[Start of Attachment]
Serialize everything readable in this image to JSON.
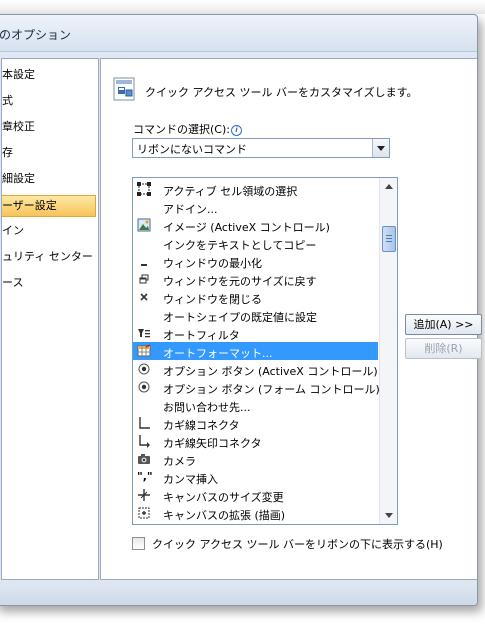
{
  "window": {
    "title": "のオプション"
  },
  "sidebar": {
    "items": [
      {
        "label": "本設定"
      },
      {
        "label": "式"
      },
      {
        "label": "章校正"
      },
      {
        "label": "存"
      },
      {
        "label": "細設定"
      },
      {
        "label": "ーザー設定",
        "selected": true
      },
      {
        "label": "イン"
      },
      {
        "label": "ュリティ センター"
      },
      {
        "label": "ース"
      }
    ]
  },
  "main": {
    "header_title": "クイック アクセス ツール バーをカスタマイズします。",
    "choose_label": "コマンドの選択(C):",
    "combo_value": "リボンにないコマンド",
    "commands": [
      {
        "label": "アクティブ セル領域の選択",
        "icon": "select-range-icon"
      },
      {
        "label": "アドイン...",
        "icon": ""
      },
      {
        "label": "イメージ (ActiveX コントロール)",
        "icon": "image-control-icon"
      },
      {
        "label": "インクをテキストとしてコピー",
        "icon": ""
      },
      {
        "label": "ウィンドウの最小化",
        "icon": "minimize-icon"
      },
      {
        "label": "ウィンドウを元のサイズに戻す",
        "icon": "restore-icon"
      },
      {
        "label": "ウィンドウを閉じる",
        "icon": "close-icon"
      },
      {
        "label": "オートシェイプの既定値に設定",
        "icon": ""
      },
      {
        "label": "オートフィルタ",
        "icon": "autofilter-icon"
      },
      {
        "label": "オートフォーマット...",
        "icon": "autoformat-icon",
        "selected": true
      },
      {
        "label": "オプション ボタン (ActiveX コントロール)",
        "icon": "option-button-icon"
      },
      {
        "label": "オプション ボタン (フォーム コントロール)",
        "icon": "option-button-icon"
      },
      {
        "label": "お問い合わせ先...",
        "icon": ""
      },
      {
        "label": "カギ線コネクタ",
        "icon": "elbow-connector-icon"
      },
      {
        "label": "カギ線矢印コネクタ",
        "icon": "elbow-arrow-connector-icon"
      },
      {
        "label": "カメラ",
        "icon": "camera-icon"
      },
      {
        "label": "カンマ挿入",
        "icon": "comma-icon"
      },
      {
        "label": "キャンバスのサイズ変更",
        "icon": "canvas-resize-icon"
      },
      {
        "label": "キャンバスの拡張 (描画)",
        "icon": "canvas-expand-icon"
      }
    ],
    "add_button": "追加(A) >>",
    "remove_button": "削除(R)",
    "checkbox_label": "クイック アクセス ツール バーをリボンの下に表示する(H)",
    "checkbox_checked": false
  }
}
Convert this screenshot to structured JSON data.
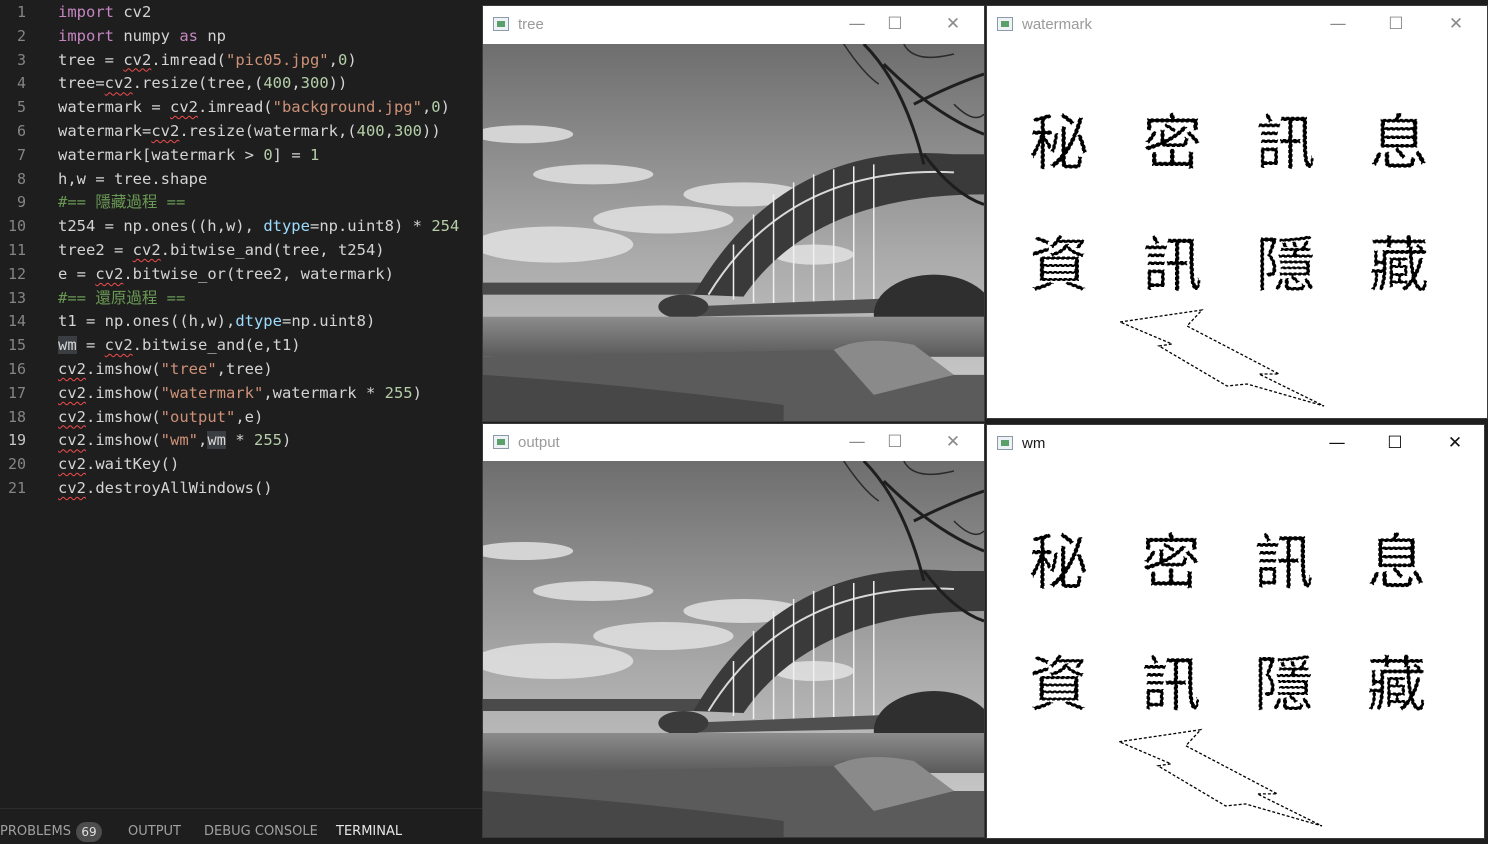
{
  "editor": {
    "lines": [
      {
        "n": "1",
        "tokens": [
          {
            "t": "import",
            "c": "kw"
          },
          {
            "t": " cv2"
          }
        ]
      },
      {
        "n": "2",
        "tokens": [
          {
            "t": "import",
            "c": "kw"
          },
          {
            "t": " numpy "
          },
          {
            "t": "as",
            "c": "kw"
          },
          {
            "t": " np"
          }
        ]
      },
      {
        "n": "3",
        "tokens": [
          {
            "t": "tree = "
          },
          {
            "t": "cv2",
            "c": "sq"
          },
          {
            "t": ".imread("
          },
          {
            "t": "\"pic05.jpg\"",
            "c": "str"
          },
          {
            "t": ","
          },
          {
            "t": "0",
            "c": "num"
          },
          {
            "t": ")"
          }
        ]
      },
      {
        "n": "4",
        "tokens": [
          {
            "t": "tree="
          },
          {
            "t": "cv2",
            "c": "sq"
          },
          {
            "t": ".resize(tree,("
          },
          {
            "t": "400",
            "c": "num"
          },
          {
            "t": ","
          },
          {
            "t": "300",
            "c": "num"
          },
          {
            "t": "))"
          }
        ]
      },
      {
        "n": "5",
        "tokens": [
          {
            "t": "watermark = "
          },
          {
            "t": "cv2",
            "c": "sq"
          },
          {
            "t": ".imread("
          },
          {
            "t": "\"background.jpg\"",
            "c": "str"
          },
          {
            "t": ","
          },
          {
            "t": "0",
            "c": "num"
          },
          {
            "t": ")"
          }
        ]
      },
      {
        "n": "6",
        "tokens": [
          {
            "t": "watermark="
          },
          {
            "t": "cv2",
            "c": "sq"
          },
          {
            "t": ".resize(watermark,("
          },
          {
            "t": "400",
            "c": "num"
          },
          {
            "t": ","
          },
          {
            "t": "300",
            "c": "num"
          },
          {
            "t": "))"
          }
        ]
      },
      {
        "n": "7",
        "tokens": [
          {
            "t": "watermark[watermark > "
          },
          {
            "t": "0",
            "c": "num"
          },
          {
            "t": "] = "
          },
          {
            "t": "1",
            "c": "num"
          }
        ]
      },
      {
        "n": "8",
        "tokens": [
          {
            "t": "h,w = tree.shape"
          }
        ]
      },
      {
        "n": "9",
        "tokens": [
          {
            "t": "#== 隱藏過程 ==",
            "c": "cmt"
          }
        ]
      },
      {
        "n": "10",
        "tokens": [
          {
            "t": "t254 = np.ones((h,w), "
          },
          {
            "t": "dtype",
            "c": "param"
          },
          {
            "t": "=np.uint8) * "
          },
          {
            "t": "254",
            "c": "num"
          }
        ]
      },
      {
        "n": "11",
        "tokens": [
          {
            "t": "tree2 = "
          },
          {
            "t": "cv2",
            "c": "sq"
          },
          {
            "t": ".bitwise_and(tree, t254)"
          }
        ]
      },
      {
        "n": "12",
        "tokens": [
          {
            "t": "e = "
          },
          {
            "t": "cv2",
            "c": "sq"
          },
          {
            "t": ".bitwise_or(tree2, watermark)"
          }
        ]
      },
      {
        "n": "13",
        "tokens": [
          {
            "t": "#== 還原過程 ==",
            "c": "cmt"
          }
        ]
      },
      {
        "n": "14",
        "tokens": [
          {
            "t": "t1 = np.ones((h,w),"
          },
          {
            "t": "dtype",
            "c": "param"
          },
          {
            "t": "=np.uint8)"
          }
        ]
      },
      {
        "n": "15",
        "tokens": [
          {
            "t": "wm",
            "c": "hl"
          },
          {
            "t": " = "
          },
          {
            "t": "cv2",
            "c": "sq"
          },
          {
            "t": ".bitwise_and(e,t1)"
          }
        ]
      },
      {
        "n": "16",
        "tokens": [
          {
            "t": "cv2",
            "c": "sq"
          },
          {
            "t": ".imshow("
          },
          {
            "t": "\"tree\"",
            "c": "str"
          },
          {
            "t": ",tree)"
          }
        ]
      },
      {
        "n": "17",
        "tokens": [
          {
            "t": "cv2",
            "c": "sq"
          },
          {
            "t": ".imshow("
          },
          {
            "t": "\"watermark\"",
            "c": "str"
          },
          {
            "t": ",watermark * "
          },
          {
            "t": "255",
            "c": "num"
          },
          {
            "t": ")"
          }
        ]
      },
      {
        "n": "18",
        "tokens": [
          {
            "t": "cv2",
            "c": "sq"
          },
          {
            "t": ".imshow("
          },
          {
            "t": "\"output\"",
            "c": "str"
          },
          {
            "t": ",e)"
          }
        ]
      },
      {
        "n": "19",
        "tokens": [
          {
            "t": "cv2",
            "c": "sq"
          },
          {
            "t": ".imshow("
          },
          {
            "t": "\"wm\"",
            "c": "str"
          },
          {
            "t": ","
          },
          {
            "t": "wm",
            "c": "hl"
          },
          {
            "t": " * "
          },
          {
            "t": "255",
            "c": "num"
          },
          {
            "t": ")"
          }
        ]
      },
      {
        "n": "20",
        "tokens": [
          {
            "t": "cv2",
            "c": "sq"
          },
          {
            "t": ".waitKey()"
          }
        ]
      },
      {
        "n": "21",
        "tokens": [
          {
            "t": "cv2",
            "c": "sq"
          },
          {
            "t": ".destroyAllWindows()"
          }
        ]
      }
    ],
    "active_line": "19"
  },
  "panel": {
    "problems_label": "PROBLEMS",
    "problems_count": "69",
    "output_label": "OUTPUT",
    "debug_label": "DEBUG CONSOLE",
    "terminal_label": "TERMINAL"
  },
  "windows": {
    "tree": {
      "title": "tree"
    },
    "watermark": {
      "title": "watermark",
      "row1": "秘密訊息",
      "row2": "資訊隱藏"
    },
    "output": {
      "title": "output"
    },
    "wm": {
      "title": "wm",
      "row1": "秘密訊息",
      "row2": "資訊隱藏"
    }
  },
  "window_buttons": {
    "minimize": "—",
    "maximize": "☐",
    "close": "✕"
  },
  "colors": {
    "editor_bg": "#1e1e1e",
    "keyword": "#c586c0",
    "string": "#ce9178",
    "number": "#b5cea8",
    "comment": "#6a9955"
  }
}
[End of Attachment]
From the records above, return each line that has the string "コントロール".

● Reply to the exercise
        "label": "イメージ (ActiveX コントロール)",
        "label": "オプション ボタン (ActiveX コントロール)",
        "label": "オプション ボタン (フォーム コントロール)",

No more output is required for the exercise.